According to Jenkins (2006) public sector intervention in tourism is generally linked to some form of market failure or market imperfection. Since late 2007 tourism, like most industries, has been suffering from the effects of the global recession and throughout the world private sector interests are lobbying for increased public sector support. However, the main lesson for other countries from this study is that Governments must acknowledge that creating additional tourism agencies may not be what their tourism industry requires because in Northern Ireland’s case the complex mosaic of public sector agencies that has been created has hindered tourism development. From a tourism management perspective the role of the public sector is to improve the performance of the industry. However, creating a myriad of public sector agencies can suffocate rather than stimulate development. Ironically, the current economic recession is, at the very least, likely to force those countries which are over-administered to reassess their position. With mounting budget deficits, efficiency savings is now the priority of most Western Governments. Therefore, those involved in tourism planning and development must consider how they can do more with less. This should not, however, be seen as a threat but an opportunity, a time for those who oversee public sector tourism agencies to radically rethink current structures, procedures and processes. For small countries, the lesson from Northern Ireland, Scotland, Wales and the Republic of Ireland is that their geographical make-up would suggest that a more centralised approach to tourism management is more appropriate as it would help remove the endless tiers of consultation and disagreement over development goals and funding which often occurs between national, regional and local agencies. However, it is not only small countries that can benefit from a more streamlined public sector. For instance, if a country decides to merge two public sector agencies with overlapping tourism remits the money saved in operating costs can be used to stimulate entrepreneurial activity, something which is vital given the current economic environment. In addition, as governments are forced to tighten their financial belts public sector agencies will be under pressure to work more closely with the private sector to manage the marketing, planning, control and development of tourism. Again, this should be seen as a positive rather than a negative because, if managed properly public–private partnerships can be a more effective and efficient means of developing tourism. To conclude the public sector has and will continue to have an important role to play in tourism management. Yet, the old adage ‘that too many cooks spoil the broth’ is relevant because too many public sector agencies can stifle development.

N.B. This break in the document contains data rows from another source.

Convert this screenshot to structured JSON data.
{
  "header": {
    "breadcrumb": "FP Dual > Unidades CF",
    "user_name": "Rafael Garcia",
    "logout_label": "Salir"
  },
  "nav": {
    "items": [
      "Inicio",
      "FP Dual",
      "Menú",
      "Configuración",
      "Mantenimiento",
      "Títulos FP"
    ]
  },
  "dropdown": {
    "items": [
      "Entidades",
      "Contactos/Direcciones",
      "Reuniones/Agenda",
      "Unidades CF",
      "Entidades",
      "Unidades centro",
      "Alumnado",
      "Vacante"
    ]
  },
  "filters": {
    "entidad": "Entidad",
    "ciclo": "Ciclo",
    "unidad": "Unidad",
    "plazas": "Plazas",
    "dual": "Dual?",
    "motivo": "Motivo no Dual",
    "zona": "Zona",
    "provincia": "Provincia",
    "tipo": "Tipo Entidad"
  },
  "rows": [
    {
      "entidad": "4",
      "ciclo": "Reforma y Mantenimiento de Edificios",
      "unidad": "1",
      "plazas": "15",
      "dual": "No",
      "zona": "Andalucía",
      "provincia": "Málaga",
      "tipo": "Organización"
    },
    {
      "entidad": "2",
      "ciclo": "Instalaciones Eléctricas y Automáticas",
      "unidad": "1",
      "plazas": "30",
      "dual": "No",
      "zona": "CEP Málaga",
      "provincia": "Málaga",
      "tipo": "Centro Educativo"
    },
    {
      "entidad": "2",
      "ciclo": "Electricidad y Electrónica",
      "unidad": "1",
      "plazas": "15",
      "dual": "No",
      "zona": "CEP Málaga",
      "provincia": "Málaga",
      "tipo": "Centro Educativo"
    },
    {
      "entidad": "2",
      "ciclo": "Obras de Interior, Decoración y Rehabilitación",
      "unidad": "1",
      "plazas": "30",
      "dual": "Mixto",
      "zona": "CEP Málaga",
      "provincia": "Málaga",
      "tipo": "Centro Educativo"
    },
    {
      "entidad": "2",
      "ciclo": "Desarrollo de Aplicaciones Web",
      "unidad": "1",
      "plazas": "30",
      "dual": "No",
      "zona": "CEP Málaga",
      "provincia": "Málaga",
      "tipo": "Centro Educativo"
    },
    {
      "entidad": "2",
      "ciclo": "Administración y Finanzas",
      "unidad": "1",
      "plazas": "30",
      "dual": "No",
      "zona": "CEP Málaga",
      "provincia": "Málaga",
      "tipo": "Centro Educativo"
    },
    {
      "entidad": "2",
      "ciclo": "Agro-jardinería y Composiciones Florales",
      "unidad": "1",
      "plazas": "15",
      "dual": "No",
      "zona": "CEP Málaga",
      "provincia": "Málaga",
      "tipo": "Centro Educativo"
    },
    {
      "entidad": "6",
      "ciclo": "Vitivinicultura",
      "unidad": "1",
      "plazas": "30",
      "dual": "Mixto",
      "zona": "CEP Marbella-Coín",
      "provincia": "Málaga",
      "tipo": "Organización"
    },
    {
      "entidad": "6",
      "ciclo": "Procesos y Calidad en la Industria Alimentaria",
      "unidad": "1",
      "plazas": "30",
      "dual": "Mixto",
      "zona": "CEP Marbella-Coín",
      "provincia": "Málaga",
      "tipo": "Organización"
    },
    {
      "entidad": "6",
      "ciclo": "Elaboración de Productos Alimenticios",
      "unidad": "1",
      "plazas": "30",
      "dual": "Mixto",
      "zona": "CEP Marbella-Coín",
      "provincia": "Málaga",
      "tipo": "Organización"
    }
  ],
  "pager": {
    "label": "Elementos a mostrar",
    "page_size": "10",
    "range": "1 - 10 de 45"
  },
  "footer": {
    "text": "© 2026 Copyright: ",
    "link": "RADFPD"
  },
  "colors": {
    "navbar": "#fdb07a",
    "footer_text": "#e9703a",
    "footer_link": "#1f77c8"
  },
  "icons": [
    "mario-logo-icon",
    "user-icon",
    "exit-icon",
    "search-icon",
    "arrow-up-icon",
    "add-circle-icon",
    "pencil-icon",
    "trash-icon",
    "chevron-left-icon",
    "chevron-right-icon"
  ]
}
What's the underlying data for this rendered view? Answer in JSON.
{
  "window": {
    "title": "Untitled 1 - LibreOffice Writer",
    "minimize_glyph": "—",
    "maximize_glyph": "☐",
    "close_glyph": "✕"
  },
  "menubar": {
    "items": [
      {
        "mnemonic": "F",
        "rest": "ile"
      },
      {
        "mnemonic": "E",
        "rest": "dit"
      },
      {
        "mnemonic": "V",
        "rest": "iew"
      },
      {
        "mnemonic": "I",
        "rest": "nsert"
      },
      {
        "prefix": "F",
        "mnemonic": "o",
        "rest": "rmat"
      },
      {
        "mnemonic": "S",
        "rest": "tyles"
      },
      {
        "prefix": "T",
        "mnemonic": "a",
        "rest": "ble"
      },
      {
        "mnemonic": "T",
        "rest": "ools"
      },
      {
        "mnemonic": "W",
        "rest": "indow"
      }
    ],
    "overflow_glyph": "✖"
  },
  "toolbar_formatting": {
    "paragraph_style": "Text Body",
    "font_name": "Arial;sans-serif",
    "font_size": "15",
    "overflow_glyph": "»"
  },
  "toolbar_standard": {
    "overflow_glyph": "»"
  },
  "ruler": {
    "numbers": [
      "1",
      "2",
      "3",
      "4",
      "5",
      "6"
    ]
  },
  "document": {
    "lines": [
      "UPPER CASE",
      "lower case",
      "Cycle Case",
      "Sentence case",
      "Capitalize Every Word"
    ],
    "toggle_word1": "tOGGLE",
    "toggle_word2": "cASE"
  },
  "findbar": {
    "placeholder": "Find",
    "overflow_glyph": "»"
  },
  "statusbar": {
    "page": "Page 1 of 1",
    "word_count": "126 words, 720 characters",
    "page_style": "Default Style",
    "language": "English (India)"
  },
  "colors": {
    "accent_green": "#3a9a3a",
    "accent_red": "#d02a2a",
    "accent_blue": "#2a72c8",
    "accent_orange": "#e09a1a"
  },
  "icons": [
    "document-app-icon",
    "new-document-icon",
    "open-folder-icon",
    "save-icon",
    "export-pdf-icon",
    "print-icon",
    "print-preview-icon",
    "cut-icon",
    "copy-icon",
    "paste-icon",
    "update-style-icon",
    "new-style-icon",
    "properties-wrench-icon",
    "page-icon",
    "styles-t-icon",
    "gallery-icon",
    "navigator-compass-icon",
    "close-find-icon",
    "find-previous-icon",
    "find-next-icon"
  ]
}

More is not always better and additional public sector agencies do not necessarily equate to increased support for the tourism industry. Thus, for many countries the way forward in the current economic climate is collaboration (with the private sector) not creation (of additional public sector agencies).